Citizen-science initiative needs volunteers to count B.C. bats

Volunteer assistance is needed to count bats at local roost sites around B.C.

The BC Community Bat Program is asking for volunteers to help endangered wildlife, such as the Little Brown Bat, with a citizen-science initiative.

Volunteer assistance is needed to count bats at local roost sites around B.C.

“The counts are a wonderful way for people to get involved in collecting important scientific information, as well as learn about bat behaviour” said biologist Ella Braden, co-ordinator of the Okanagan Community Bat Program, in a news release.

READ MORE: Penticton students go to bat for bats

In 2018, the annual bat count collected baseline data on bat populations at 214 sites across the province, and hope to find more sites for 2019. The count data helps bat biologists understand bat distribution and normal variation in colony sizes before the devastating White-nose Syndrome affects bats in the province.

White-nose syndrome is an introduced fungal disease, fatal for bats but not for other animals or humans. Not yet identified in B.C., the disease continues to spread in Washington State. Results from the bat count may help prioritize areas in B.C. for research into treatment options and recovery actions.

READ MORE: Peachland researchers warn public to be on alert for dead bats

Volunteers wait outside a known roost site, such as a bat-house, barn, bridge or attic, and count bats as they fly out at twilight. They record the final number along with basic information on weather conditions. Ideally, one to two counts are done between June 1 and 21 before pups are born, and one to two more between July 11 and Aug. 5 when pups are flying.

“We know relatively little about bats in B.C., including basic information on population numbers,” said Braden. “This information is more valuable than ever, particularly if it is collected annually. If people want to get involved but don’t have a roost site on their property, we will try to match them with a roost site nearby.”

The BC Community Bat Program provides information for people dealing with bat issues on their property or who have questions about how to attract bats.
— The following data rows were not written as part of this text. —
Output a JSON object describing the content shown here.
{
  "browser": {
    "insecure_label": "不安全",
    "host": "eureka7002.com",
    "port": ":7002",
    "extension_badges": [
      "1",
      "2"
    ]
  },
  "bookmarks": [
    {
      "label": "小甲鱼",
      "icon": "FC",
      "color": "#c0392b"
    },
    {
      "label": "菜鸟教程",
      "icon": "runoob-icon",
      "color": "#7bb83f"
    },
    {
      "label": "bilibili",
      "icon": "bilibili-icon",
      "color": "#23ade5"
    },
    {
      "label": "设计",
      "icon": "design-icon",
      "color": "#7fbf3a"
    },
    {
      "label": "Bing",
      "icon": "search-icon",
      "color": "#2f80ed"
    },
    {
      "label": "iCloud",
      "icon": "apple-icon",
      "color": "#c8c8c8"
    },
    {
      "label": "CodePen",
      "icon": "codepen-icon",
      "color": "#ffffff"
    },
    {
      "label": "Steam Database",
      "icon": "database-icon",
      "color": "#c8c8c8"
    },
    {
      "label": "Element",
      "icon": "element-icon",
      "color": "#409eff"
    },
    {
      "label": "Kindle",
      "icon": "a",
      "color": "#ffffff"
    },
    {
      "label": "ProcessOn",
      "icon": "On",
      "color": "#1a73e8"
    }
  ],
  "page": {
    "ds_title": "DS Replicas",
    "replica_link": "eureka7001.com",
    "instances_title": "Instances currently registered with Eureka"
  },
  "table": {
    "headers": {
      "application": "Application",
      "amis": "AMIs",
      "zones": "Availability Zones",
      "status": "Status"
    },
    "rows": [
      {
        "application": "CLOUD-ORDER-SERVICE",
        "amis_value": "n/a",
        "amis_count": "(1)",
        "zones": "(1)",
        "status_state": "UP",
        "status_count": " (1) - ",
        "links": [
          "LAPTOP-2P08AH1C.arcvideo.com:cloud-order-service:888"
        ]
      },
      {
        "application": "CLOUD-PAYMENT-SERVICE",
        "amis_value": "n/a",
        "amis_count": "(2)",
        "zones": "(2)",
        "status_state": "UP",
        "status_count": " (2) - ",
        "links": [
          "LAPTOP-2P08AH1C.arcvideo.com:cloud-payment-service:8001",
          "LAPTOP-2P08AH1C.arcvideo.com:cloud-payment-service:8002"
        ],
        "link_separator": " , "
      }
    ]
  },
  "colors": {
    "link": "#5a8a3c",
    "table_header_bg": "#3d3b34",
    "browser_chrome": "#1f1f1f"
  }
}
To find out more about bat counts or white-nose syndrome, to report a dead bat, or to get assistance dealing with bat issues, visit www.bcbats.ca or call 1-855-9BC-BATS ext. 13.

To report a typo, email: editor@pentictonwesternnews.com.


@PentictonNews
newstips@pentictonwesternnews.com

Like us on Facebook and follow us on Twitter.

Get local stories you won't find anywhere else right to your inbox.
Sign up here

Just Posted

Salmon closures announced for Skeena and Nass watersheds

DFO notice expands on May 21 chinook ban throughout Skeena watershed

A second wave of COVID-19 is probable, if history tells us anything

B.C.’s top doctor says that what health officials have learned this round will guide response in future

Water recovery team stands down search for missing man in Stellako River

Jason Bouchard was in a boat with a friend that overturned in the river May 16

COVID-19: Increased federal funding for off-reserve Indigenous services welcomed news in north

Funding to benefit organizations such as friendship centres during pandemic

COVID-19: PG Community Foundation to disperse community support funds

$197,630 in funding announced by the Prince George Community Foundation

B.C. legislature coming back June 22 as COVID-19 emergency hits record

Pandemic restrictions now longer than 2017 wildfire emergency

DFO allowing at-sea observers again if safe work procedures in place

May 15 fishery notice lays out conditions for allowing at-sea observers onboard amid COVID-19

B.C.’s essential grocery, hardware store employees should get pandemic pay: retail group

Only B.C.’s social, health and corrections workers are eligible for top-ups

Edmonton, Vancouver and Toronto vying to be NHL hubs, but there’s a catch

The NHL unveiled a return-to-play plan that would feature 24 teams

Introducing the West Coast Traveller: A voyage of the mind

Top armchair travel content for Alaska, Yukon, BC, Alberta, Washington, Oregon and California!

B.C. sees 9 new COVID-19 cases, one death as officials watch for new cases amid Phase Two

Number of confirmed active cases is at 244, with 37 people in hospital

Nanaimo senior clocked going 50 km/hr over limit says her SUV shouldn’t be impounded

RCMP say they can’t exercise discretion when it comes to excessive speeding tickets

Illicit-drug deaths up in B.C. and remain highest in Canada: chief coroner

More than 4,700 people have died of overdoses since B.C. declared a public health emergency in early 2016

CMHC sees declines in home prices, sales, starts that will linger to end of 2022

CMHC said average housing prices could fall anywhere from nine to 18 per cent in its forecast

Most Read